Wellbeing affects employees of all businesses. As the British social reformer John Ruskin highlighted almost 150 years ago: “In order that people may be happy in their work, these three things are needed: they must be fit for it, they must not do too much of it, and they must have a sense of success in it”.
In the recent 2018 HSE report, stress-related sickness absence now represents 57% of all sickness absence. Over the last decade, employers have introduced many techniques to help stressed employees, from counselling services to mindfulness and resilience training, to mental health first aiders.
To measure how ‘financially fit’ UK employees are, Close Brothers produce an annual Financial Wellbeing Index. The index looks at eight pillars of financial wellbeing and measures employees in categories such as debt, budgeting and planning, protection, and savings and investments.
The results paint a stark picture of financial wellbeing in the UK. We look at the latest index, why financial wellbeing is so important, and what employers can do to improve the financial wellbeing of their staff.
Employers failing to support financial wellbeing
The Employee Financial Wellbeing Index measures how financially fit employees in the UK feel in eight key categories. Each category is assigned a score out of 100, according to a scale developed by Close Brothers Asset Management, and an average of each category score delivers the overall index figure.

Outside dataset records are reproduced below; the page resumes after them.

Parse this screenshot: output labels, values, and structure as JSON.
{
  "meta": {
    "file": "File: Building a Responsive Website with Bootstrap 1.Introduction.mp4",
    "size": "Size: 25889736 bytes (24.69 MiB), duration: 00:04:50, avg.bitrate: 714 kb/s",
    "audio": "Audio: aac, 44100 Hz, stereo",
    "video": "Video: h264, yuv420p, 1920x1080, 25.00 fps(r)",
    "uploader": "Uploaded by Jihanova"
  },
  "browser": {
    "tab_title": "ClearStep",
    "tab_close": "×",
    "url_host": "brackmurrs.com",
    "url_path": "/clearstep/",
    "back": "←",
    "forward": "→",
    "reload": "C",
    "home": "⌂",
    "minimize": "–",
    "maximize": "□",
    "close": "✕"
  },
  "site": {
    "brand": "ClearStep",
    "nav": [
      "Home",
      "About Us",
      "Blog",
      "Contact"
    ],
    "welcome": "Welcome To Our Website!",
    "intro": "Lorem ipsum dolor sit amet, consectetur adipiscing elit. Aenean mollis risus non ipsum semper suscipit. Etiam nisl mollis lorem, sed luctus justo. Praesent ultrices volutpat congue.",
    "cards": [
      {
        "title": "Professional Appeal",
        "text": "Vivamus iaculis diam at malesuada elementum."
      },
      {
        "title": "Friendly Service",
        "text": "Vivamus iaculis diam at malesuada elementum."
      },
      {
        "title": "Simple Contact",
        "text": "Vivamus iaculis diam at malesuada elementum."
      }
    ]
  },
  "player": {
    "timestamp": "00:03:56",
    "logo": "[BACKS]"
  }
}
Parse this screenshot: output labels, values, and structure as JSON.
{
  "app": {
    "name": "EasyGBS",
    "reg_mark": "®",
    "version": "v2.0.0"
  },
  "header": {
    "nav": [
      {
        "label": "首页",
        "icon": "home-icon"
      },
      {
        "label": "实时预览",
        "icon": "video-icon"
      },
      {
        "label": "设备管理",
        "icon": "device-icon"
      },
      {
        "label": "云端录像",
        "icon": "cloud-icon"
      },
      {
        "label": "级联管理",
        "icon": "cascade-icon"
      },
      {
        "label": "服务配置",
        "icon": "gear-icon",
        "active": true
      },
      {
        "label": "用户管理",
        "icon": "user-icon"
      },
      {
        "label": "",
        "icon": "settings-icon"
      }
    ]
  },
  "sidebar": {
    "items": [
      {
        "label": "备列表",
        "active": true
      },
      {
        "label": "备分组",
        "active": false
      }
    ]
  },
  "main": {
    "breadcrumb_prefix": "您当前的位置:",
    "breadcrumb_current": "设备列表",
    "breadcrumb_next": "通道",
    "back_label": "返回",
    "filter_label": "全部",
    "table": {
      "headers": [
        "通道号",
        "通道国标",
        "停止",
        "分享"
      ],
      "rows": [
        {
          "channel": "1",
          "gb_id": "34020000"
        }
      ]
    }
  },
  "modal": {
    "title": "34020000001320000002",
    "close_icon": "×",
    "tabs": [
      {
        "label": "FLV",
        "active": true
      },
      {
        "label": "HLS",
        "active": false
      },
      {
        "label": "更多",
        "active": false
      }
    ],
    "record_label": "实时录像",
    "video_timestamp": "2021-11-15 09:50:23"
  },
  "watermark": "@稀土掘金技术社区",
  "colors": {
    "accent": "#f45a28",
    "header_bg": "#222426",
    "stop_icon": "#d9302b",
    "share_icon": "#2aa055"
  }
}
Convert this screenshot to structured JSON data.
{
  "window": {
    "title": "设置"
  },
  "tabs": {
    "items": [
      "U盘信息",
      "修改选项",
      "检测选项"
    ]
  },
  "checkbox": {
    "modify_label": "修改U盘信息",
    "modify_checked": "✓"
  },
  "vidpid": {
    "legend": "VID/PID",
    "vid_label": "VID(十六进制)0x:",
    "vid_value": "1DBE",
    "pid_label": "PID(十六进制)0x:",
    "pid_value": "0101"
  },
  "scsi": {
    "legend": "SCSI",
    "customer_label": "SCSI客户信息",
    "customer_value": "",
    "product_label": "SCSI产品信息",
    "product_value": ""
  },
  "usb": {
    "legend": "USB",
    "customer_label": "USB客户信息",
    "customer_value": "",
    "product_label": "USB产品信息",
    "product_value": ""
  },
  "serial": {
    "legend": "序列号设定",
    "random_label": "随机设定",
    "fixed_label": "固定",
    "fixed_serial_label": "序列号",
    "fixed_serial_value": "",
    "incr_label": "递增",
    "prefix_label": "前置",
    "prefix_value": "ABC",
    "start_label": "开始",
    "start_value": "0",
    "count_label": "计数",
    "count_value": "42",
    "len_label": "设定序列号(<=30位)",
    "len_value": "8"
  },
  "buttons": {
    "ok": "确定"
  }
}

When it comes to their overall financial wellbeing, UK employees score just 53.6.
Professor Sir Cary Cooper from Manchester Business School, a recognised world-leading expert on wellbeing in the workplace, says: “Although many businesses have made great strides to look after the mental wellbeing of their employees over the last decade, not as many employers have supported their financial wellbeing.”

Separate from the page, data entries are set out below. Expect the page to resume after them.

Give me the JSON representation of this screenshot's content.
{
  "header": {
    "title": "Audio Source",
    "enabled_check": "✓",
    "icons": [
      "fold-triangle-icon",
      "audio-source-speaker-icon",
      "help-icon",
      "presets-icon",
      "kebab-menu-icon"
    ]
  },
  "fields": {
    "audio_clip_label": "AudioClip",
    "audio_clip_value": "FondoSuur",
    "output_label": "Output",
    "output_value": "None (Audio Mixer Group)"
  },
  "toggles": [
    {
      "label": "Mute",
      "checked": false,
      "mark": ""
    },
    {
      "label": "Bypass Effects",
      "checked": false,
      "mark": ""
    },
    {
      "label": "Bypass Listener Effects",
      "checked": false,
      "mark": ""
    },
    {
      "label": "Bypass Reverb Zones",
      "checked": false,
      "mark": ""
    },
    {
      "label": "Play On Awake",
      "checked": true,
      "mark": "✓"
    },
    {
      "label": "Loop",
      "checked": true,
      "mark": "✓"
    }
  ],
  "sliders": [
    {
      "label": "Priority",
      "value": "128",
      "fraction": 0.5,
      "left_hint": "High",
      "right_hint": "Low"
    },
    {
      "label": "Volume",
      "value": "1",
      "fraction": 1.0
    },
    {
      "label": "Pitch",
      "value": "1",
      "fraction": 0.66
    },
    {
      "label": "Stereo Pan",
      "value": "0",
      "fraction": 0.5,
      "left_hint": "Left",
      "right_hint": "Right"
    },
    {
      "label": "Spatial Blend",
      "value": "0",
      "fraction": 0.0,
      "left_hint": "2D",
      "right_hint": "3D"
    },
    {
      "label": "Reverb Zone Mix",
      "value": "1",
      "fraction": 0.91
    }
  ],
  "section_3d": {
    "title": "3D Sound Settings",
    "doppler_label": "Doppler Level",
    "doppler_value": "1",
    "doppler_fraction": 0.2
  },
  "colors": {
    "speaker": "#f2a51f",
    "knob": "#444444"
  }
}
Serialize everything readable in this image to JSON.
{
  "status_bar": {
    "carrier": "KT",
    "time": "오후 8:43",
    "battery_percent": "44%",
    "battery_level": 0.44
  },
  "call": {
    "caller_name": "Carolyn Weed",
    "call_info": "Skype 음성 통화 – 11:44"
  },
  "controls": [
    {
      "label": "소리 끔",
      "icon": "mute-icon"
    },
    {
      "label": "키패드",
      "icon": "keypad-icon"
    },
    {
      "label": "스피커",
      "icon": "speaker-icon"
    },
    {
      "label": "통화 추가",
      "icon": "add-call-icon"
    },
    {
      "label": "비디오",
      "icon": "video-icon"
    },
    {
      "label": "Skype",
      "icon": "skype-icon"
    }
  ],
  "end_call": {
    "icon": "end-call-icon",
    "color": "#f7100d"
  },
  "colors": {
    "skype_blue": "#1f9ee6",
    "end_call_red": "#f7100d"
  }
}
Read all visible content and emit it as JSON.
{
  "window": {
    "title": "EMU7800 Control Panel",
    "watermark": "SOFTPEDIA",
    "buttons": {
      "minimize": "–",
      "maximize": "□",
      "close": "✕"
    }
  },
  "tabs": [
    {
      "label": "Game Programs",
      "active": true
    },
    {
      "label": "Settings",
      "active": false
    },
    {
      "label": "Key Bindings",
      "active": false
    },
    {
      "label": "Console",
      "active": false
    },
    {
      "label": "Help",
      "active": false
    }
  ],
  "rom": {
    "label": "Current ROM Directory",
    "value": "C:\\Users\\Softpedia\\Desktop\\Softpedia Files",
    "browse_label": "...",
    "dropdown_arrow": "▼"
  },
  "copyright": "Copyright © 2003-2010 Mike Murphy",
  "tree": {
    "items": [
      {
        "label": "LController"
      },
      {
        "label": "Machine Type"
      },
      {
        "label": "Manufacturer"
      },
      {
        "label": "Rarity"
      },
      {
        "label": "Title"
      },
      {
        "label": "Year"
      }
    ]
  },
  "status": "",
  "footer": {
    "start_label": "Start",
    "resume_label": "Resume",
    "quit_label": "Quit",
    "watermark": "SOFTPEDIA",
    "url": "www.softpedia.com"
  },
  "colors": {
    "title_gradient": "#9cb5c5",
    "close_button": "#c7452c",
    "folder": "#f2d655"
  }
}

Key findings of the research include:
- 94% of employees admit to worrying about money. Of this group, three quarters (77%) say that money worries impact them at work
- More than a quarter of employees (28%) are unhappy with the state of their finances
- More than half (55%) of employees say that their workplace offers nothing to improve employee financial wellbeing
- Women score significantly lower than men, scoring just 48.1 on the index compared to 58.3 for men.
Why poor financial wellbeing is an issue
Poor financial wellbeing is not just an issue for an individual employee. It can also impact the performance of a business.
The Employee Financial Wellbeing Index found that the top five challenges that businesses faced that were associated with poor financial wellbeing were:
- Reduced productivity (22%)
- Loss of talented staff (22%)
- Reduced employee engagement (19%)
- Higher absence rate (19%)
- Demands for salary rises (19%)
It means that businesses are being affected by a lack of productivity, from staff being distracted by money worries to sickness absence, as the stress takes a physical or mental toll.
What employers can do to help
The research found that one of the issues is that employers substantially underestimate the impact of money worries on employees at work.
Just 30% of employees think that money problems are a major issue, when in reality it affects 77% of employees.
So, what can employers do to help?
Experts suggest that any employer solution needs to include three things.
- Financial education
Financial education can raise awareness and confidence. It enables employees to develop the tools they need to deal with the complexities of their financial lives.
Consider hosting a pension saving, or a protection seminar for your team. Ask a local professional to come into your business to share their knowledge and expertise and help your employees to better understand their finances.
- Access to financial advice
An annual review with a financial adviser can improve employee financial wellbeing as it provides employees with both reassurance and a plan of action.
By looking at all areas of a person’s finances, the adviser can identify any gaps or key risk areas, and recommend the steps needed to help that person to achieve their goals.
- Access to financial solutions
In addition to a workplace pension, there are other ways in which an employer can provide access to financial benefits.
In terms of the wellbeing index, employees scored just 42.5 out of 100 on protection. So, as an example, you could consider offering life insurance benefits to provide the peace of mind that your employees’ families would be protected if their breadwinner were to pass away.
Many employers also provide access to discount/voucher schemes. These allow employees to benefit from discounts at popular high street and online retailers.
Improving financial wellbeing works
The encouraging sign is that a significant proportion of employers are taking steps to address the issue of employee financial wellbeing, although almost half of businesses (48%) do not have a financial wellbeing strategy.
And, when asked about their reasons for implementing a financial wellbeing strategy, employers said:
- To improve employee engagement (35%)
- To provide a valued employee benefit (32%)
- It is part of their people strategy (32%)
- To improve their employees’ overall financial wellbeing (28%)
- To improve their employees’ mental health (25%)
These strategies do work. Nearly a third (30%) of employers say that it helps improve employee productivity, a quarter (24%) say it assists in talent acquisition and retention, and 22% say that it helps to fulfil their strategic business objectives.
Take steps to improve your employees’ financial wellbeing today
The results of implementing a financial wellbeing strategy are clear to see. You’ll have employees leading a more positive and healthy life, leading to a more engaged and productive workforce.
As the research concludes: “It’s simple; when employees are happy, organisations thrive.”
If you or your clients need any help in implementing their financial wellbeing strategy, please introduce them to us.